**What to produce:**
Go through the entries below and say how many lines hold the word "deals". Nothing else is needed.

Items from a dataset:

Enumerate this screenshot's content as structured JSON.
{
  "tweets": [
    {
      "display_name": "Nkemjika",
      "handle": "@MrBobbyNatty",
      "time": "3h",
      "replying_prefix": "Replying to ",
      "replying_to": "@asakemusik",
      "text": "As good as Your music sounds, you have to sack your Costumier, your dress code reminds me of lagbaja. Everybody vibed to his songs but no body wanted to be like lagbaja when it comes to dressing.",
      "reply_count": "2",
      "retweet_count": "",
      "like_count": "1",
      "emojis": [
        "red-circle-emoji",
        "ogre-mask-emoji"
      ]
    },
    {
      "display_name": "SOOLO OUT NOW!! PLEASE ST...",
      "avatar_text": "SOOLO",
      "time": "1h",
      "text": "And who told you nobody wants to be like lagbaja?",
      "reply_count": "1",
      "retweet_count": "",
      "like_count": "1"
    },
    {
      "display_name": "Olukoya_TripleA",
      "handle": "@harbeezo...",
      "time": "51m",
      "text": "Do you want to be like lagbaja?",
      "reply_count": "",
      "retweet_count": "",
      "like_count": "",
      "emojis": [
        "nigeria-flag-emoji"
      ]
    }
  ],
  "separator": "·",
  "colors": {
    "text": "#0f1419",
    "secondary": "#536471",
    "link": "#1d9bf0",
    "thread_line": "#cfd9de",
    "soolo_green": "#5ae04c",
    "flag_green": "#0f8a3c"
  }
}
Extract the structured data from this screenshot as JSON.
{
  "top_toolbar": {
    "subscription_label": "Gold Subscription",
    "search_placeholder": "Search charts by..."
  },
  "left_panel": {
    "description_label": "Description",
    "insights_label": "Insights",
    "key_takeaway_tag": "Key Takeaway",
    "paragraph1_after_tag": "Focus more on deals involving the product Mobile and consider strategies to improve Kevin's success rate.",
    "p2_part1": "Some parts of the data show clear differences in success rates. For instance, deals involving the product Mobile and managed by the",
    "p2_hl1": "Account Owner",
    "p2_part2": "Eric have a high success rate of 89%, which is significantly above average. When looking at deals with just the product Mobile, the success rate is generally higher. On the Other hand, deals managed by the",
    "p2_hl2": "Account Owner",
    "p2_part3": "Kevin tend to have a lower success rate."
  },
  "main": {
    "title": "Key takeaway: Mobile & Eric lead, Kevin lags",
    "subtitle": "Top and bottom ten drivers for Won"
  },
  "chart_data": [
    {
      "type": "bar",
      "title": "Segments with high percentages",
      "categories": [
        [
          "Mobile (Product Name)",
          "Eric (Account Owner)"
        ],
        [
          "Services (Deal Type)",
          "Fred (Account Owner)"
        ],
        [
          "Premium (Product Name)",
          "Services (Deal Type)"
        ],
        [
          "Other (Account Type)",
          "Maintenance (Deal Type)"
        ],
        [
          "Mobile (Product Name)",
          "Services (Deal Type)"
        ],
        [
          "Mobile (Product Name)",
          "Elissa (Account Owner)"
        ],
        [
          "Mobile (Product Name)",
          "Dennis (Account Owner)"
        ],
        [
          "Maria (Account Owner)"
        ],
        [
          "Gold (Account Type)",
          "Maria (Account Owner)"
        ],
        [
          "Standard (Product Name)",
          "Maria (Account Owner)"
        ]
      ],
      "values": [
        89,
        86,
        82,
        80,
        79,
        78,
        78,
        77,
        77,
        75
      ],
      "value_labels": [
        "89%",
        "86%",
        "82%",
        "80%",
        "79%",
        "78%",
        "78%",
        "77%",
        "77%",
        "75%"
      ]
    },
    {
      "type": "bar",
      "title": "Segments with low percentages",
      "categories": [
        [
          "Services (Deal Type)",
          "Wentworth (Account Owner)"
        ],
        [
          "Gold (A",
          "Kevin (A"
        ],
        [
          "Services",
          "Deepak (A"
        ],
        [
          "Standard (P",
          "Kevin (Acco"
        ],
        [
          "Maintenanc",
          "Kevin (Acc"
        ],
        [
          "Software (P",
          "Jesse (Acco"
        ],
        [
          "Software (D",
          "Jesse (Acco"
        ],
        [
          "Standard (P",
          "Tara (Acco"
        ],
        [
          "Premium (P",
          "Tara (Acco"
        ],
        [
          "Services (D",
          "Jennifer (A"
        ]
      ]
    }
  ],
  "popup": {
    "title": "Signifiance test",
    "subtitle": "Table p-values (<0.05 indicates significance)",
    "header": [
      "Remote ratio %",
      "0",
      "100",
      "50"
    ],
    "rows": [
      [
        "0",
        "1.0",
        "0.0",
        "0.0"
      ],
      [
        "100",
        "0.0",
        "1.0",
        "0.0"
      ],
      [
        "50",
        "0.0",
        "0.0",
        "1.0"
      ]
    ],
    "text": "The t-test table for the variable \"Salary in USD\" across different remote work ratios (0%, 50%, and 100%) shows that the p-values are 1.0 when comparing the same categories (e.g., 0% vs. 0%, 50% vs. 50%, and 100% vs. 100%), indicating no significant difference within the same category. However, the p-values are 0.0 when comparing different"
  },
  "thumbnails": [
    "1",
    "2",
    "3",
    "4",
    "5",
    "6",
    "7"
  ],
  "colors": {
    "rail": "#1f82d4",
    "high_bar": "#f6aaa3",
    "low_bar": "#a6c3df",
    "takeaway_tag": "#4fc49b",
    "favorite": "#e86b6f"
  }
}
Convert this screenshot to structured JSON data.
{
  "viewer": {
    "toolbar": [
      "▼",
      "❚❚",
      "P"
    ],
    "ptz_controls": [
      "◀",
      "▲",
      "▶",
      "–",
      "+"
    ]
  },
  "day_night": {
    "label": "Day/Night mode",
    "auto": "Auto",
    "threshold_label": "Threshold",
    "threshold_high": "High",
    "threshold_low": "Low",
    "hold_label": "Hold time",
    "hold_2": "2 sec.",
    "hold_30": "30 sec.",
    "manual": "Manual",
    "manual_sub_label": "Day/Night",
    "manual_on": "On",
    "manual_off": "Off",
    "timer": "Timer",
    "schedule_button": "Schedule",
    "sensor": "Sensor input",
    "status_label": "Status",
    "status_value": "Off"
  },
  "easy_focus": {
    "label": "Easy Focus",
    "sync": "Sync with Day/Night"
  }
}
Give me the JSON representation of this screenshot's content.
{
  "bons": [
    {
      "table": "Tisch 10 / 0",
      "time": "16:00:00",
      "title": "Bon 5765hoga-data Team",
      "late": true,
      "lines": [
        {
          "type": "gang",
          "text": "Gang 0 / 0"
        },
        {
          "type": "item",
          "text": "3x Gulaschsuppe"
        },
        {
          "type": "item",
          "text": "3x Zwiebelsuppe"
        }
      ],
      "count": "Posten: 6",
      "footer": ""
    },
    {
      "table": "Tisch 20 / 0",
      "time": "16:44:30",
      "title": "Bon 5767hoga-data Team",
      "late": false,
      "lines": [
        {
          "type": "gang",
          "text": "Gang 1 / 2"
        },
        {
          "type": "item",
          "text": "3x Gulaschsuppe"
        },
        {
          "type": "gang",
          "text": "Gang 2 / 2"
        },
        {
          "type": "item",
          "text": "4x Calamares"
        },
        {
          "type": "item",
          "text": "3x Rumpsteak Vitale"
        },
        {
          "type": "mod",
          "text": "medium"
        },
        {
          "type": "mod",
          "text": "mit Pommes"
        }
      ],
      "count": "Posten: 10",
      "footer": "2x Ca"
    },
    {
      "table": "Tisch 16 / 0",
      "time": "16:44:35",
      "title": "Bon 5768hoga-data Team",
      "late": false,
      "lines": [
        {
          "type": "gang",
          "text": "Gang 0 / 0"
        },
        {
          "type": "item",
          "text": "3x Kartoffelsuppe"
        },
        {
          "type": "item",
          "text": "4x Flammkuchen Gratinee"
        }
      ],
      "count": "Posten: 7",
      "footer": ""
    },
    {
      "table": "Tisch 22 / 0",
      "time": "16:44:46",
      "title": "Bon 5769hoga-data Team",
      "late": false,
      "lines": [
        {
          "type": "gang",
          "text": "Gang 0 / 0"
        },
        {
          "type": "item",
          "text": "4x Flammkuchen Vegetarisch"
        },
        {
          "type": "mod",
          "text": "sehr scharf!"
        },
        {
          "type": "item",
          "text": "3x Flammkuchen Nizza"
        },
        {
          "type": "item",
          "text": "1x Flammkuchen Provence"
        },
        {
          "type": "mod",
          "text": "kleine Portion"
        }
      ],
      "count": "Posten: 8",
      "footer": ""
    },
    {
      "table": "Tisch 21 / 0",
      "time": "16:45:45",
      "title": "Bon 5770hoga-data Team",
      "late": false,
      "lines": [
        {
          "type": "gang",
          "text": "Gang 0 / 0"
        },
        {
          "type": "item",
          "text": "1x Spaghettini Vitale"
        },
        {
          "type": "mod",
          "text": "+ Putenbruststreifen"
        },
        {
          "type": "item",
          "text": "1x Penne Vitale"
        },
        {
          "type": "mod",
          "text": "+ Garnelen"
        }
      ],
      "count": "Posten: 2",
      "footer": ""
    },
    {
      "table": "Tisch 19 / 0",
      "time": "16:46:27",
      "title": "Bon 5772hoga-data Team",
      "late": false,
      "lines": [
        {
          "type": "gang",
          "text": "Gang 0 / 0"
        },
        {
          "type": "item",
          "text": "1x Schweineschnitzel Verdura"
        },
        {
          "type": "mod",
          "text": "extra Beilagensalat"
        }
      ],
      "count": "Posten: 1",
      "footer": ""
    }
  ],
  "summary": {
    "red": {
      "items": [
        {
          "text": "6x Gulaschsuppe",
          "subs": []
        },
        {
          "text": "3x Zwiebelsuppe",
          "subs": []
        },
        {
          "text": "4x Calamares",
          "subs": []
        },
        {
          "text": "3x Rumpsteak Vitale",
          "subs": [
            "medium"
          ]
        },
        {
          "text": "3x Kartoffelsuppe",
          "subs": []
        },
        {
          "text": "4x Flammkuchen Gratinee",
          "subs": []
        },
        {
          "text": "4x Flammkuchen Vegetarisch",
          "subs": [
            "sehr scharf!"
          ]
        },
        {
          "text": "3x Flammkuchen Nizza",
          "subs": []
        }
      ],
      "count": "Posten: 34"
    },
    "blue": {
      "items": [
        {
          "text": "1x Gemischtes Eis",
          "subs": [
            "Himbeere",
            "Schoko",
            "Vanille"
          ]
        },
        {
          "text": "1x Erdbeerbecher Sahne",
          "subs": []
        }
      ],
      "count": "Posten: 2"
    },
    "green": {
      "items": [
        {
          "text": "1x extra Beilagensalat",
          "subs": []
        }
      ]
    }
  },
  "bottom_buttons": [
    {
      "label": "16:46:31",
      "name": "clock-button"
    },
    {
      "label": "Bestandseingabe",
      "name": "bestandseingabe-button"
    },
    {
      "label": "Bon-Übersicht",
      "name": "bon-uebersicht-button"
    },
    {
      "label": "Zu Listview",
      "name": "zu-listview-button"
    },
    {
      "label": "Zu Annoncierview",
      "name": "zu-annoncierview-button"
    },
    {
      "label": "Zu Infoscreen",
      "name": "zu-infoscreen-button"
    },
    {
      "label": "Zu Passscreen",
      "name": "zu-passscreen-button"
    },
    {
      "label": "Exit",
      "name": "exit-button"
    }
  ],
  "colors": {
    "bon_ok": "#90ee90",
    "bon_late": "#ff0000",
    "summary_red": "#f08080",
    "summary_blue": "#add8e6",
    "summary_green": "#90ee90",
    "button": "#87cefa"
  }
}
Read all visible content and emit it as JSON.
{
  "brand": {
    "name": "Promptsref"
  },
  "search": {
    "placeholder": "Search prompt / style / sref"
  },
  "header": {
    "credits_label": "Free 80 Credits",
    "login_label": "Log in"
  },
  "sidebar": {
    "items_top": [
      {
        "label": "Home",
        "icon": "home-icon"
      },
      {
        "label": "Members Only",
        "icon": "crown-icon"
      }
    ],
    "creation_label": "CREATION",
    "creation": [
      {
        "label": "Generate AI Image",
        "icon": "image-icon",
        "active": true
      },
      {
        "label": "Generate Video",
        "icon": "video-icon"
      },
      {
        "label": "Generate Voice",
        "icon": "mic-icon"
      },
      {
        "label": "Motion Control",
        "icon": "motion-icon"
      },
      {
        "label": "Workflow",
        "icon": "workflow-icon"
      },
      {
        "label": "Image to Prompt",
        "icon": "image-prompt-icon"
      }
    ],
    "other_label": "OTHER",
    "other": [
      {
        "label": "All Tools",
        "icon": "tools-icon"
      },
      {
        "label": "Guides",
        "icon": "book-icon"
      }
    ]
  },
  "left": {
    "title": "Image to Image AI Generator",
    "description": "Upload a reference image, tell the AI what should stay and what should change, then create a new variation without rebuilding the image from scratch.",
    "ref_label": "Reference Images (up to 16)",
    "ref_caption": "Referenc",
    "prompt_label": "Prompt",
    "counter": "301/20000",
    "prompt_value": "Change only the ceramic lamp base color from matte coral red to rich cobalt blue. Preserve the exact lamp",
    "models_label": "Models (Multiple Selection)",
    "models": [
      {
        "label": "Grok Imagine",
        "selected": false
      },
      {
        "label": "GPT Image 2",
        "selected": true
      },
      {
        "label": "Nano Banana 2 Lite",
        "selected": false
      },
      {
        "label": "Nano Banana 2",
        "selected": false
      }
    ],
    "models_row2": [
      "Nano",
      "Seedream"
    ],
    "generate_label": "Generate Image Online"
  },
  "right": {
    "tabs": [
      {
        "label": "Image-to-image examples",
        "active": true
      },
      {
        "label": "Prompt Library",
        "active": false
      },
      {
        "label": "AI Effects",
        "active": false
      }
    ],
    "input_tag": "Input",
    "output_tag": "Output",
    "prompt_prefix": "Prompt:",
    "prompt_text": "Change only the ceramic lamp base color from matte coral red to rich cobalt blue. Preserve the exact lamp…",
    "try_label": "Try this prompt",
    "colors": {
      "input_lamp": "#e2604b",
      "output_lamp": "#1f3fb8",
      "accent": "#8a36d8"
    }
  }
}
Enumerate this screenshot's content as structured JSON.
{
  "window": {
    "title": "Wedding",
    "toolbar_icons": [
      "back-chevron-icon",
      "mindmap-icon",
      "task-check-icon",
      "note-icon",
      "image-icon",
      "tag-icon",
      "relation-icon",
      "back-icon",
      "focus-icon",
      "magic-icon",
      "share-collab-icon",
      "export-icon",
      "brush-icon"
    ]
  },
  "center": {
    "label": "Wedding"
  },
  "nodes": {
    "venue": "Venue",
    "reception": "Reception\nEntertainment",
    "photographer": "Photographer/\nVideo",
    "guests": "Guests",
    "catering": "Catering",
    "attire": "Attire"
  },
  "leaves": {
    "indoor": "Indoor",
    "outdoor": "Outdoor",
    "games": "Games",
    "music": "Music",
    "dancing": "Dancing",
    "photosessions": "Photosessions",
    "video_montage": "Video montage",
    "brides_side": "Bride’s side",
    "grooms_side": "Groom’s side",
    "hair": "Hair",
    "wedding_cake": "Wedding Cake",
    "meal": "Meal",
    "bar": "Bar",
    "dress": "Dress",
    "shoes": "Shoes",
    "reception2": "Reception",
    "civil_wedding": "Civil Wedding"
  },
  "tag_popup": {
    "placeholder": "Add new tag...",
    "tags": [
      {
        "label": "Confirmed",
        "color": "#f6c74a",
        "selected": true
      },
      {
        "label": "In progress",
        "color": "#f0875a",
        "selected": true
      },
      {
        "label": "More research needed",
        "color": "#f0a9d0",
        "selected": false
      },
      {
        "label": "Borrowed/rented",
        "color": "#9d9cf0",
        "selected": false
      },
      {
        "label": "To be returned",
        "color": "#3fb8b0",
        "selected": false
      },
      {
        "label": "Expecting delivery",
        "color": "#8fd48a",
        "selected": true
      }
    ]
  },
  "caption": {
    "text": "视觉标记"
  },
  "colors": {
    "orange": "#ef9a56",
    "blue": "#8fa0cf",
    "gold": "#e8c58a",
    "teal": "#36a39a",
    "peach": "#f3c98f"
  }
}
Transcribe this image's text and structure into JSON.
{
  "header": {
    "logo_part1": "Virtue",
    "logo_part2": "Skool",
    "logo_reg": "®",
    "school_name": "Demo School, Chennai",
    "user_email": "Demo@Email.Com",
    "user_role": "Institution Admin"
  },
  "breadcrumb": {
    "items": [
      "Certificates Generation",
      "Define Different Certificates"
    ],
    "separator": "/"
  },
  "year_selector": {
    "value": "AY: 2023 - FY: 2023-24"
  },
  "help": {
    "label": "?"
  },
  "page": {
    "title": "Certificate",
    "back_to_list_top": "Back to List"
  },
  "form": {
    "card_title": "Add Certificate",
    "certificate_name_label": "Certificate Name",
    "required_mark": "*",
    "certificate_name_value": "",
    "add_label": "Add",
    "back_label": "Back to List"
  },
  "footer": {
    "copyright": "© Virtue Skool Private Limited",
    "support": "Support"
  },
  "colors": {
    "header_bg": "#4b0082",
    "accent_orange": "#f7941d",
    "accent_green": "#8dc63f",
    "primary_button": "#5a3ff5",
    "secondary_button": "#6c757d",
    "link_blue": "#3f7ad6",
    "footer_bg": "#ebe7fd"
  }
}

**Task output:**
3